Riverside Church to Welcome Six Handbell Choirs for 2014 English Handbell Festival, 4/6
Nearly 100 handbell ringers from New York and Virginia will descend upon the historic Riverside Church to toll more than 400 handbells of varying sizes for a magnificent concert, filling its soaring halls with harmony and melody, during its 36th Annual English Handbell Festival at 4:00 p.m. on Sunday, April 6 in the Church's Nave, at 490 Riverside Drive (bet. 120th & 122nd St.), Morningside Heights.
"Attendees of the English Handbell Festival at Riverside this year are in for a real treat," said Riverside Church Music Director of Music and Organist, Christopher Johnson. "We are excited to once again host some of the region's most talented musicians, all coming together at Riverside to perform in unity for one of our largest concerts of the year. It's going to be bigger and better than ever."
This year's program has been expanded from previous years and will be the largest yet, featuring guest conductor David Harris (Raleigh, NC), who will direct nearly 100 handbell ringers as they perform a variety of compositions by composers from around the world. This large and unusual gathering of choirs will feature six handbell ensembles, an increase from the four that have participated in the past. They include: The Riverside Ringers (NYC), The Emanuel Ringers (Pleasantville, NY), Katonah Celebration Ringers (Katonah, NY), Mitchell Ringers (Annandale, VA), Hewitt School Handbell Choir (NYC) and Christ Church Handbell Choir (NYC).

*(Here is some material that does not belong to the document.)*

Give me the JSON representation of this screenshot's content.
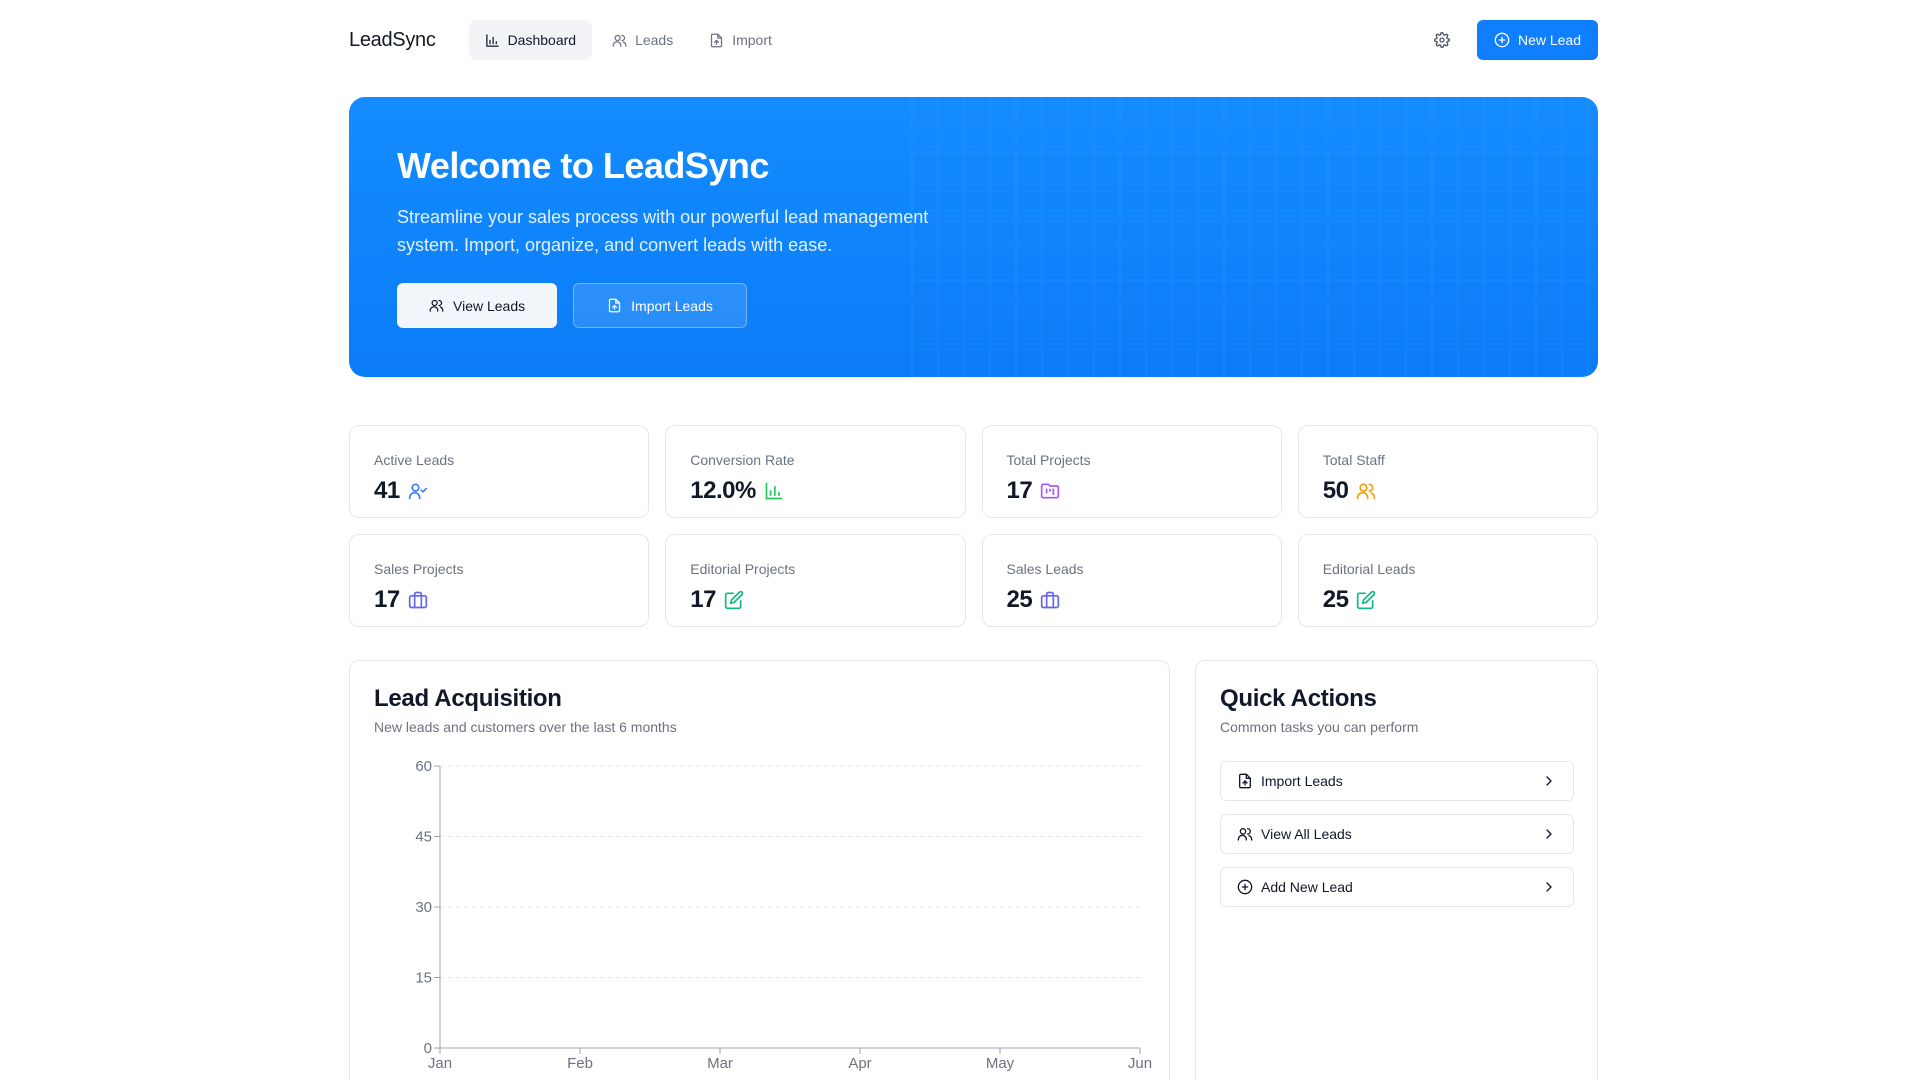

Handbell ensembles play lustrous brass bells of various sizes, each producing a single tone within a three- to seven-octave range, depending on the size of the choir. Bells are organized from lowest to highest, with a single musician assigned to play four or more bells. The musicians ring the bells together or in succession to create chords or melodies, similar to a chorus of voices. Playing handbells is a challenging skill, requiring mental acuity, physical stamina, and musical precision. Handbell ensembles practice for weeks to perform just a few pieces.

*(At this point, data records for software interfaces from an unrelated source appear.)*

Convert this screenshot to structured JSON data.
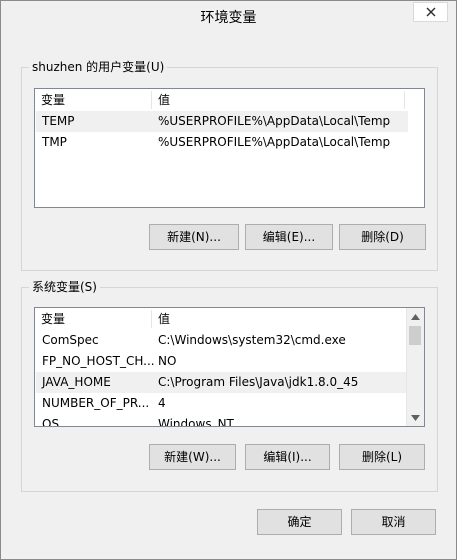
{
  "window": {
    "title": "环境变量"
  },
  "user_group": {
    "legend": "shuzhen 的用户变量(U)",
    "headers": {
      "name": "变量",
      "value": "值"
    },
    "rows": [
      {
        "name": "TEMP",
        "value": "%USERPROFILE%\\AppData\\Local\\Temp"
      },
      {
        "name": "TMP",
        "value": "%USERPROFILE%\\AppData\\Local\\Temp"
      }
    ],
    "buttons": {
      "new": "新建(N)...",
      "edit": "编辑(E)...",
      "delete": "删除(D)"
    }
  },
  "system_group": {
    "legend": "系统变量(S)",
    "headers": {
      "name": "变量",
      "value": "值"
    },
    "rows": [
      {
        "name": "ComSpec",
        "value": "C:\\Windows\\system32\\cmd.exe"
      },
      {
        "name": "FP_NO_HOST_CH...",
        "value": "NO"
      },
      {
        "name": "JAVA_HOME",
        "value": "C:\\Program Files\\Java\\jdk1.8.0_45"
      },
      {
        "name": "NUMBER_OF_PR...",
        "value": "4"
      },
      {
        "name": "OS",
        "value": "Windows_NT"
      }
    ],
    "buttons": {
      "new": "新建(W)...",
      "edit": "编辑(I)...",
      "delete": "删除(L)"
    }
  },
  "dialog_buttons": {
    "ok": "确定",
    "cancel": "取消"
  }
}
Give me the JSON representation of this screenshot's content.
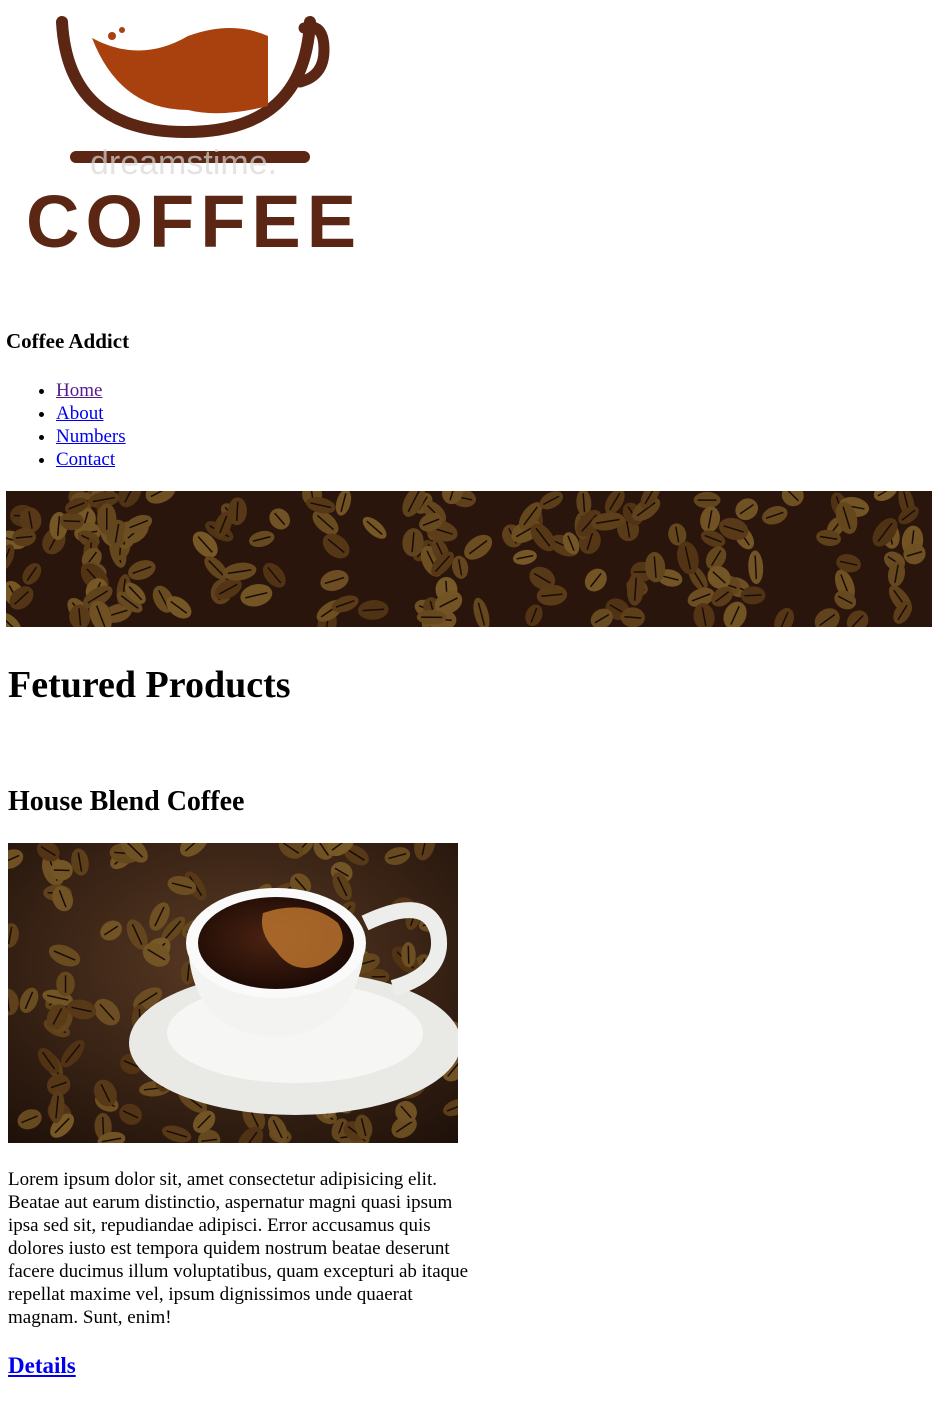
{
  "logo": {
    "wordmark": "COFFEE",
    "watermark": "dreamstime.",
    "colors": {
      "brown": "#5b2714",
      "orange": "#a8410e"
    }
  },
  "header": {
    "site_title": "Coffee Addict"
  },
  "nav": {
    "items": [
      {
        "label": "Home",
        "visited": true
      },
      {
        "label": "About",
        "visited": false
      },
      {
        "label": "Numbers",
        "visited": false
      },
      {
        "label": "Contact",
        "visited": false
      }
    ]
  },
  "banner": {
    "icon": "coffee-beans-banner"
  },
  "main": {
    "heading": "Fetured Products",
    "product": {
      "title": "House Blend Coffee",
      "image_icon": "coffee-cup-photo",
      "description": "Lorem ipsum dolor sit, amet consectetur adipisicing elit. Beatae aut earum distinctio, aspernatur magni quasi ipsum ipsa sed sit, repudiandae adipisci. Error accusamus quis dolores iusto est tempora quidem nostrum beatae deserunt facere ducimus illum voluptatibus, quam excepturi ab itaque repellat maxime vel, ipsum dignissimos unde quaerat magnam. Sunt, enim!",
      "details_label": "Details"
    }
  }
}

Although handbell ensembles have been in existence in the United States for well over a century, it was not until the latter half of the twentieth century that bell groups began to become more common in churches and schools. The sound of handbell music alone is enchanting, but watching handbell ensembles perform is an impressive sight and a mesmerizing experience. Various techniques are employed to sound bells and the combination of technique and coordination is captivating.
Preceding the handbell concert, at 3:00 p.m. carillonneur Dionisio A. Lind will give a recital on the Church's world famous carillon, the Laura Spelman Rockefeller Memorial Carillon. At 3:30 p.m. Riverside Church Associate Organist, Christopher Creaghan, will perform an organ recital on Riverside's 206-rank Aeolian-Skinner pipe organ, the second largest instrument in New York City with over 12,000 pipes.
Tickets to the festival will be available at the door and are $20 for adults and $15 for seniors and students. For additional information, call the Riverside music department at 212-870-6722 or email firstname.lastname@example.org.